In 1927 Hughes returned to Victoria and became Richmond's coach, where the job had been left open by the Tigers' preferred choice being refused a clearance to join them. He had an impressive coaching record of 87 wins from 120 games, but the Tigers couldn't get their hands on a premiership until their sixth straight finals series. The Tigers won the 1932 flag but Hughes sensationally quit Punt Road to join Melbourne the next year. Former Richmond secretary Percy Page had already made the move, and when he offered a Hughes a role working in his business - an offer the Tigers couldn't match - Checker agreed to join. Melbourne's first attempt to gain a clearance was rejected before RIchmond relented later in the month. The Tigers reappointed him but he said he wouldn't coach them again if he didn't get a clearance.
To walk out on the club he had played for and was a life member of after a premiership to take over a side who had finished 9th with a 4-14 record seemed a bizarre decision, but he sacked thirteen players and brought a new sense of discipline to the club. Hughes even gave the club their contemporary nickname when he implored his players to "play like Demons" in a fiery three-quarter time address.
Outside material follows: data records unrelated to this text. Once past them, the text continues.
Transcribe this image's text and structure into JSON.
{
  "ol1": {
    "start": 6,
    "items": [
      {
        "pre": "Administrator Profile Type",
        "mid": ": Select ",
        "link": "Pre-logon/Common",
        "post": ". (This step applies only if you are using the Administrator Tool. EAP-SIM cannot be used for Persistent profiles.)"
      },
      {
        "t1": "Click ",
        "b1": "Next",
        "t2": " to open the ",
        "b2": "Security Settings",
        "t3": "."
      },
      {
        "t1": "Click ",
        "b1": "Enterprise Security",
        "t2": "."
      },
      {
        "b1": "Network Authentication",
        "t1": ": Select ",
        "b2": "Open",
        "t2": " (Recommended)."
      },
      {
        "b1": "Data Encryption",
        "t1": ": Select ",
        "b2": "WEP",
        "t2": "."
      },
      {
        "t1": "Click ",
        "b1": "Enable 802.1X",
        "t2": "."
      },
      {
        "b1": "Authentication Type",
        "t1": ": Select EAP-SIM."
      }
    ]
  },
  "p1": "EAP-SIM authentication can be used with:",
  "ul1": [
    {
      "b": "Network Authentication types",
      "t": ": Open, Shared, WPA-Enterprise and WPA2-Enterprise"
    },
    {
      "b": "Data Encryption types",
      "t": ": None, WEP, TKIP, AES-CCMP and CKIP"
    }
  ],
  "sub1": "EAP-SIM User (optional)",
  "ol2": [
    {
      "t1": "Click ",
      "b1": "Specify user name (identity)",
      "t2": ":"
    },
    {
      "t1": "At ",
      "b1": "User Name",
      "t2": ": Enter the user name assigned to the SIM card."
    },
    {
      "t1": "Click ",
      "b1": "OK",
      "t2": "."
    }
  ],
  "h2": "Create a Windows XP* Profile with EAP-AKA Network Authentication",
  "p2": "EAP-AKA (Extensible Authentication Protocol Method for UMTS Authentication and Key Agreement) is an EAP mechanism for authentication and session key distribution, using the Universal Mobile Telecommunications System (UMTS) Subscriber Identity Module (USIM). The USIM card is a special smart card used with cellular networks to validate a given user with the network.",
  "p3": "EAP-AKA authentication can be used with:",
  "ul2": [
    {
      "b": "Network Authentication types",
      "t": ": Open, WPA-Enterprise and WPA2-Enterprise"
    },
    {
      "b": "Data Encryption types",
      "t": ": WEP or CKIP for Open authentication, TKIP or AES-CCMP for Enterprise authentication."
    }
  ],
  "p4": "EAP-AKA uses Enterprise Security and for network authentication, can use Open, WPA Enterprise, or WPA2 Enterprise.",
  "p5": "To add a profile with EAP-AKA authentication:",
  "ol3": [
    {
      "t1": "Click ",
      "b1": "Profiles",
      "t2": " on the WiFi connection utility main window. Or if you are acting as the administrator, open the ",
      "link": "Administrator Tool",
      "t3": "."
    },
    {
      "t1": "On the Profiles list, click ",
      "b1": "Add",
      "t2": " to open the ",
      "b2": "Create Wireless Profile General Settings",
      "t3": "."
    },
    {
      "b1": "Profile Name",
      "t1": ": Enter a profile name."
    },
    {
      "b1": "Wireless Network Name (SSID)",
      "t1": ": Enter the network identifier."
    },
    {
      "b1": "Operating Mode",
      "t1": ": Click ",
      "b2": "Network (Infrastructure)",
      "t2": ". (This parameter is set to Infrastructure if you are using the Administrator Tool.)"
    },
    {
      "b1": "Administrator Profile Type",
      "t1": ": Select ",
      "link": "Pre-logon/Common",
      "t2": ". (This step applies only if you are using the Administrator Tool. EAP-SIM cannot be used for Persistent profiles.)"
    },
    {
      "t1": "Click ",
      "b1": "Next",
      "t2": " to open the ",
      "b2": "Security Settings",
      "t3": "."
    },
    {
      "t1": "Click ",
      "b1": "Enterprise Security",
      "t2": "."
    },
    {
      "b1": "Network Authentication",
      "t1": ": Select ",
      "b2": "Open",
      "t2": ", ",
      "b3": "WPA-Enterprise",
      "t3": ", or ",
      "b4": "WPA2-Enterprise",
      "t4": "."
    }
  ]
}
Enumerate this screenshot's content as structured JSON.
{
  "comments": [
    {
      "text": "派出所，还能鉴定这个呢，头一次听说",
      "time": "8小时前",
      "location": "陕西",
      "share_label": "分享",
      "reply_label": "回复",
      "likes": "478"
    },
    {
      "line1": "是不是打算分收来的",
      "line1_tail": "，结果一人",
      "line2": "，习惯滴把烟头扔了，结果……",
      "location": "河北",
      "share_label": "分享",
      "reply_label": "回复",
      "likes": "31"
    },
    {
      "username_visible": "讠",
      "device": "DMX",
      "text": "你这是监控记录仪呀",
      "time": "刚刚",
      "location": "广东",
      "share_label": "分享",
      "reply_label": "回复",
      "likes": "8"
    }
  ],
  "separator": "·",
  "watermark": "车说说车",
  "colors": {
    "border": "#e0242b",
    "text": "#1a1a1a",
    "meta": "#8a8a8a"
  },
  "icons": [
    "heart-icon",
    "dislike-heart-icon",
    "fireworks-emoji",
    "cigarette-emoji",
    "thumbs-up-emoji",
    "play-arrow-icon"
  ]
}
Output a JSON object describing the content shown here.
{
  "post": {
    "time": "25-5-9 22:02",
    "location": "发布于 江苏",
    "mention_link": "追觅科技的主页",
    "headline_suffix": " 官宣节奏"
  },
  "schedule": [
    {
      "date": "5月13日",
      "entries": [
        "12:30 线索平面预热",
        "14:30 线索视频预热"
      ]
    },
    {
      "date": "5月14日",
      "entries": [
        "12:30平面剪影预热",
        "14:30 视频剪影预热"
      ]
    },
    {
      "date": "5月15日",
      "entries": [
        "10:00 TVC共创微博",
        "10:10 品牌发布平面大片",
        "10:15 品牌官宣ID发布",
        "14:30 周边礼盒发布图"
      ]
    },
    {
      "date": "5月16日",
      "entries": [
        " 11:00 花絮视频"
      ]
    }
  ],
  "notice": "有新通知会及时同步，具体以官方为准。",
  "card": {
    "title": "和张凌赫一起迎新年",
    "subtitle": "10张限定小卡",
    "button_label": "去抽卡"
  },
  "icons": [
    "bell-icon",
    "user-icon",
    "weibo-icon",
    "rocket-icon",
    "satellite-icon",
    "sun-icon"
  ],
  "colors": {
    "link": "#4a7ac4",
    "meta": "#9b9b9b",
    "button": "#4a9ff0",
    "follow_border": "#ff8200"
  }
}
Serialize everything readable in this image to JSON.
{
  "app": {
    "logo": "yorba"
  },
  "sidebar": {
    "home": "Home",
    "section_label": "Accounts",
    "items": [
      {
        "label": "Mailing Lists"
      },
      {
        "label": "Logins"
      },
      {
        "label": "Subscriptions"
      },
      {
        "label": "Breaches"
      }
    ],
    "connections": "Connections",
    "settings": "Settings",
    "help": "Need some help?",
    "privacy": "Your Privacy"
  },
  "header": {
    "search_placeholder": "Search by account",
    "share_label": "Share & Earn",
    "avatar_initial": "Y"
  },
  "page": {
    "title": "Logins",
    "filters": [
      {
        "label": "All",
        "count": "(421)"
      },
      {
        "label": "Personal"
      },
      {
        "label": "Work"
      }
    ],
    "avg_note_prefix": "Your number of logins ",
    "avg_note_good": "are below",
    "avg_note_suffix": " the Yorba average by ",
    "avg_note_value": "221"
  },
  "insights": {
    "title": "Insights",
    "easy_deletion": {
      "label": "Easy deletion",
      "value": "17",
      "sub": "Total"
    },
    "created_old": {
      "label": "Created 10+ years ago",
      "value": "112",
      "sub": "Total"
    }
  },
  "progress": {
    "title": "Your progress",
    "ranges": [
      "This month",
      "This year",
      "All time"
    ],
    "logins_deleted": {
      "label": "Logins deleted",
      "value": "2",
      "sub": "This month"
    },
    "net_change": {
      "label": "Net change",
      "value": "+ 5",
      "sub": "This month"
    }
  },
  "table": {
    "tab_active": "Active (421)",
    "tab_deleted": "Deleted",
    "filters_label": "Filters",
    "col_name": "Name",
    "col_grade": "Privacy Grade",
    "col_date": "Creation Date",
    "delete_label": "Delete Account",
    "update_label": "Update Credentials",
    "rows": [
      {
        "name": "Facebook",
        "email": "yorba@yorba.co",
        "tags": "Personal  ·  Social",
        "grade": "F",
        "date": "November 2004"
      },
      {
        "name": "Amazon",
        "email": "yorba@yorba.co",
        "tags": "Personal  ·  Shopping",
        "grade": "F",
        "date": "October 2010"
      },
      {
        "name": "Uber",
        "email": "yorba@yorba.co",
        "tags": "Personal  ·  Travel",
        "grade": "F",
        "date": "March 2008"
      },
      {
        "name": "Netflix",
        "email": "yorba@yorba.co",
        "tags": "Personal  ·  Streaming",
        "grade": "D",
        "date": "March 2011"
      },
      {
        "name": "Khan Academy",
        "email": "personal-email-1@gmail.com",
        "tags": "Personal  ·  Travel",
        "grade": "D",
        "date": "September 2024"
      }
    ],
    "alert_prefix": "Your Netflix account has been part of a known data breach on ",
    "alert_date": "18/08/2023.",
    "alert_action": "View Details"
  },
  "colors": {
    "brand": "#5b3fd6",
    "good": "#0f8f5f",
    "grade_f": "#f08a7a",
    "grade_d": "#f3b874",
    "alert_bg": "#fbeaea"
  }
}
It took Hughes until 1939 to finally lift a premiership with the Demons, but his side dominated the next two years and won three in a row. After the 1941 Grand Final he retired from coaching but was asked back in 1945 to replaced Percy Beames who had resigned as coach. He initially said he wasn't interested in the game as he was suffering ill-health and failing eye-sight but soon changed his mind.
In 1948 the Demons won another premiership, this time after a replay with Essendon. Hughes then retired again to concentrate on his growing hotel business, and other than stints as Victorian state coach from 1949 to 1951 and again in 1953 he never coached on a full-time basis again - later becoming a familiar face on the Demon bench next to Norm Smith. It was the third time he had resigned from a coaching job after winning the premiership.
He served on the club committee from 1958 to 1961, and after stepping down as Chairman of Selectors for 1965, was asked out of retirement to be caretaker coach for the Round 13 match against North Melbourne after Norm Smith had been sensationally sacked during the week. When Smith took over as coach again a week later Hughes drifted back into retirement, having just set a record that still stands as the oldest man to coach a senior side at 71 years and 148 days.